By Myrna M. Velasco
Following the Malacañang dismissal of its highest official, the Energy Regulatory Commission (ERC) is now prodded to work double time so it can clear up hundreds of backlog of rate-setting cases and other petitions.
Senate Committee on Energy Chairman Sherwin T. Gatchalian, who first advanced call on the Palace to step in into resolving the ERC mess, expressed hope that “the decision of Malacañang will finally put an end to the controversies which have called into question the integrity of the ERC as an institution.”
He qualified that “the leadership struggle at the ERC has also slowed down the Commission’s performance as regulator of the power sector. Now that it has been resolved, the ERC should work double time to resolve its backlog and take action on pending petitions which have a critical effect on electricity rates and other power sector matters.”
Nevertheless, he stressed that the Malacanang decision must “serve as a warning to ERC officials – and public servants as a whole – that this government is serious about cracking down on corruption in all forms.”
Energy Secretary Alfonso G. Cusi, for his part, has indicated that the Malacañang order on the ERC chief’s removal from office “proves this administration’s meanness in its fight against corruption and to put order at ERC.”
To enhance the capacity of officials and key employees manning the ERC, a re-alignment of P15 million has been instituted for their training and travel expenses, as part of the Commission’s 2018 budget.
“There’s P15 million of confidential funds that we re-aligned for training and travel expenses, hopefully, that will be of help to them (ERC),” Gatchalian said.
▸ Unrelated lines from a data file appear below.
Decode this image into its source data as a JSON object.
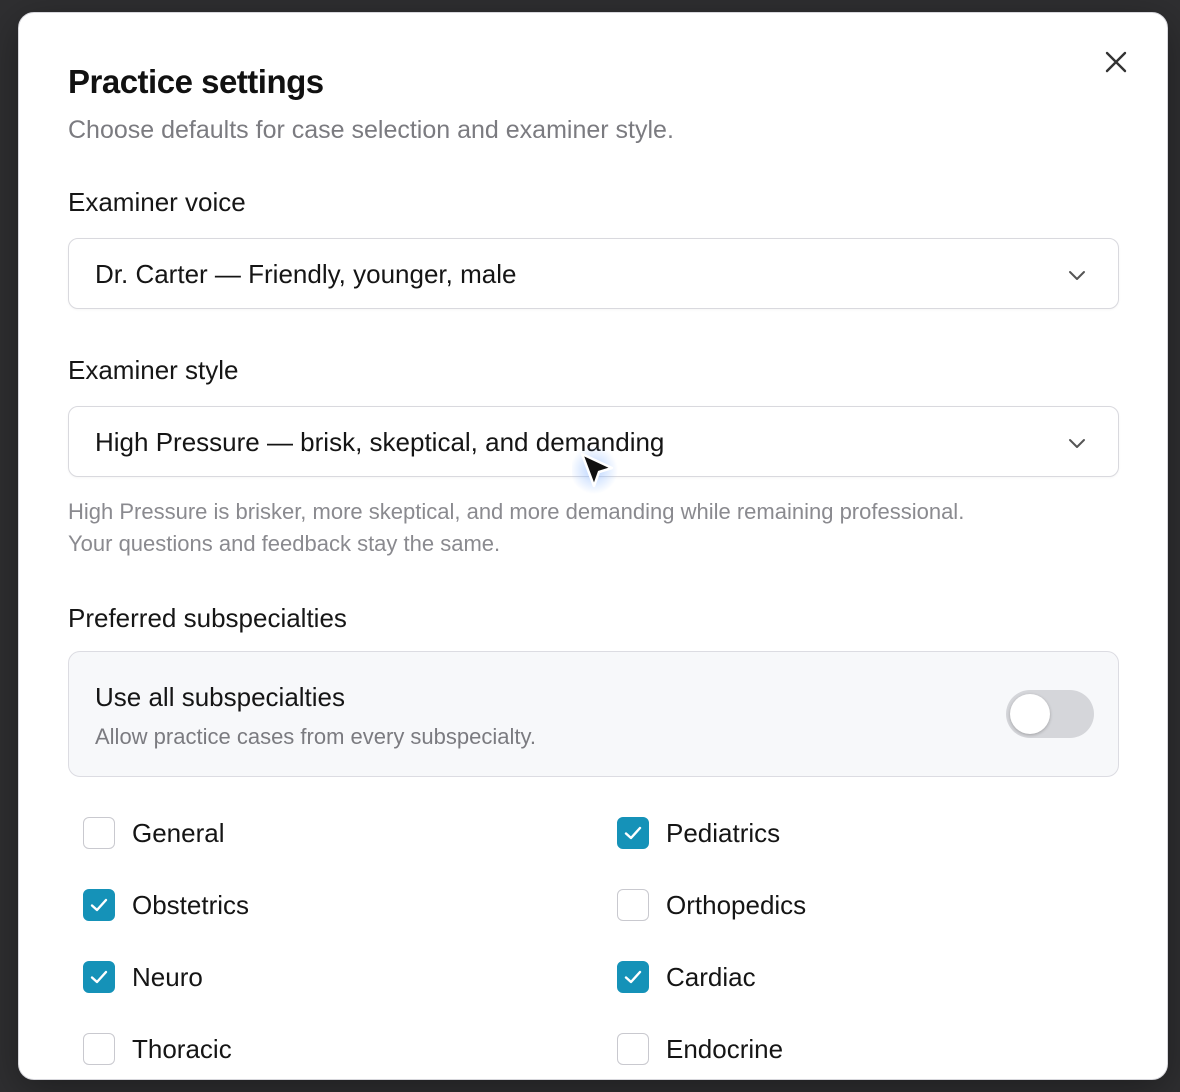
{
  "modal": {
    "title": "Practice settings",
    "subtitle": "Choose defaults for case selection and examiner style.",
    "close_icon": "close-icon"
  },
  "examiner_voice": {
    "label": "Examiner voice",
    "value": "Dr. Carter — Friendly, younger, male"
  },
  "examiner_style": {
    "label": "Examiner style",
    "value": "High Pressure — brisk, skeptical, and demanding",
    "help_line1": "High Pressure is brisker, more skeptical, and more demanding while remaining professional.",
    "help_line2": "Your questions and feedback stay the same."
  },
  "subspecialties": {
    "label": "Preferred subspecialties",
    "use_all": {
      "title": "Use all subspecialties",
      "description": "Allow practice cases from every subspecialty.",
      "enabled": false
    },
    "items": [
      {
        "label": "General",
        "checked": false
      },
      {
        "label": "Pediatrics",
        "checked": true
      },
      {
        "label": "Obstetrics",
        "checked": true
      },
      {
        "label": "Orthopedics",
        "checked": false
      },
      {
        "label": "Neuro",
        "checked": true
      },
      {
        "label": "Cardiac",
        "checked": true
      },
      {
        "label": "Thoracic",
        "checked": false
      },
      {
        "label": "Endocrine",
        "checked": false
      }
    ]
  },
  "colors": {
    "accent": "#1592b8",
    "toggle_off": "#d5d6da"
  }
}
The amount earmarked is seen providing temporary relief to the agency, while Congress still deliberates on a measure intending to reinforce the regulatory body’s processes as well as its system of administration.